Cllr Tim Oliver is chair of the Surrey Heartlands Integrated Care Partnership and leader of Surrey CC. Asked if the early days of his ICP are going ‘as well as he would have hoped’, he says the key focus has to be on prevention and early intervention, as ‘that is the only the only way in which the systems are going to survive actually, financially or otherwise, and more importantly to improve our health outcomes’.
He adds: ‘I think the starting point has to be understanding your local landscape, not just the geography, but the areas of deprivation.’
What is crucial, he emphasises, is to use the Joint Strategic Needs Assessment ‘as the document that sets out what is going on in communities and where that deprivation is’. He continues: ‘I think that is a really important document and that [it] should then drop into the health and wellbeing strategy for that geographical area. That is for me about the practical delivery.

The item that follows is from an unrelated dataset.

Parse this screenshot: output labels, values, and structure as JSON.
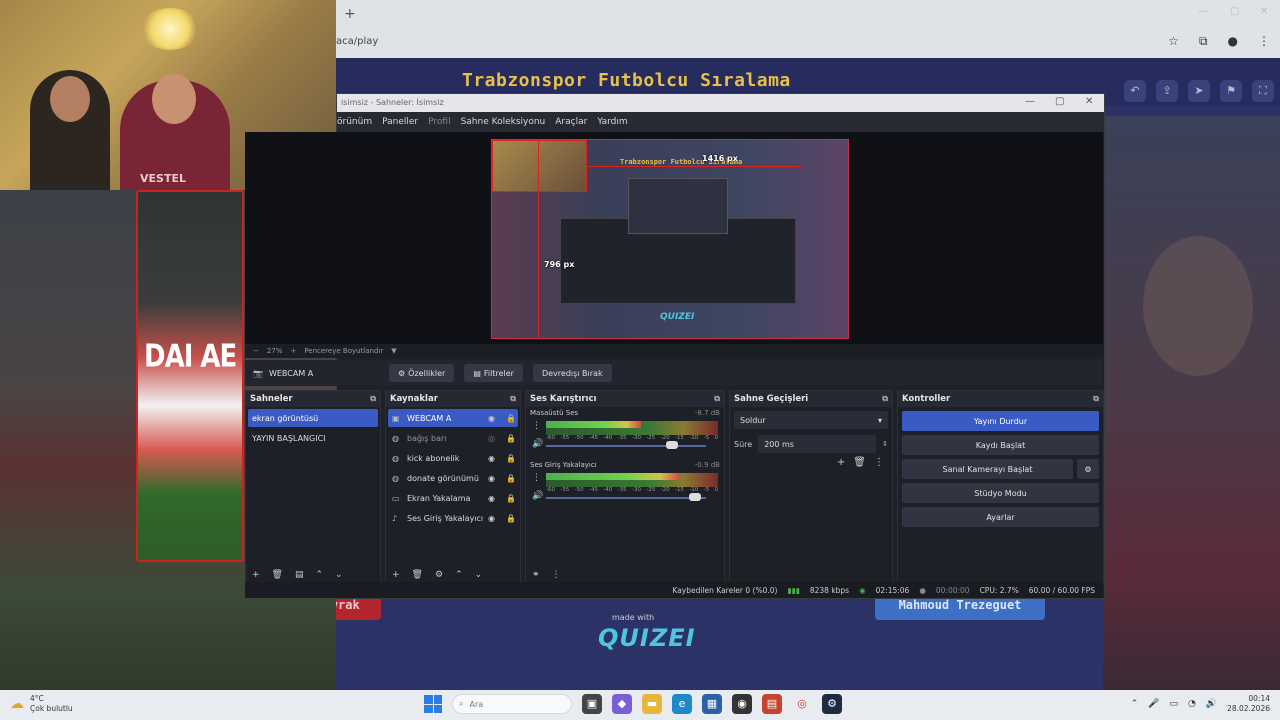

‘We split that into three areas looking at the physical health, mental health and then looking at opportunity – particularly addressing the inequality of life expectancy, That’s where the prevention and early intervention agenda is crucial. We need to stop people falling into chronic conditions.’
He says the culture of the NHS is different from that of local government, starting with budgets. ‘Local government has seen a significant cut in funding over the years but it has continued to deliver services as best it can. The NHS hasn’t actually seen so much of a cut, but equally they don’t have the same discipline in working within a budget, and I think that is something that is going to potentially cause some challenges where the two systems come together.’
There are already ‘arguments or conversations across the country about who funds the discharge to assess facilities and so on’, he points out. He says that if he was the Government he would use something like the Better Care Fund as a way of forcing the two systems to sit down and have that conversation.
He stresses that ICBs need to have clear arrangements to ensure there is joint oversight of major decisions around budget allocations for significant service reconfiguration, and he says it’s disappointing to see that the latest operating model produced by the NHS ‘has virtually no mention of ICPs - and ICPs are going to be the oversight body for the delivery in the communities, for how budgets are spent and for how services are delivered’.
Overall he says his experience of the new system has been ‘pretty good I think because I’ve been within the ICS in shadow form for the last three years’, but he does not think that this positive experience is necessarily reflected across all of the country.
There is a ‘massive’ workforce shortage in Surrey, and addressing that crisis successfully across both the NHS and social care will need an even-handed approach, he concludes. ‘Social care staff quite often are not treated or recognised in the same way that those in the NHS are. They both do extremely important and difficult jobs.
‘So we need to make sure there is a level playing field, there is equal recognition and there is true partnership.’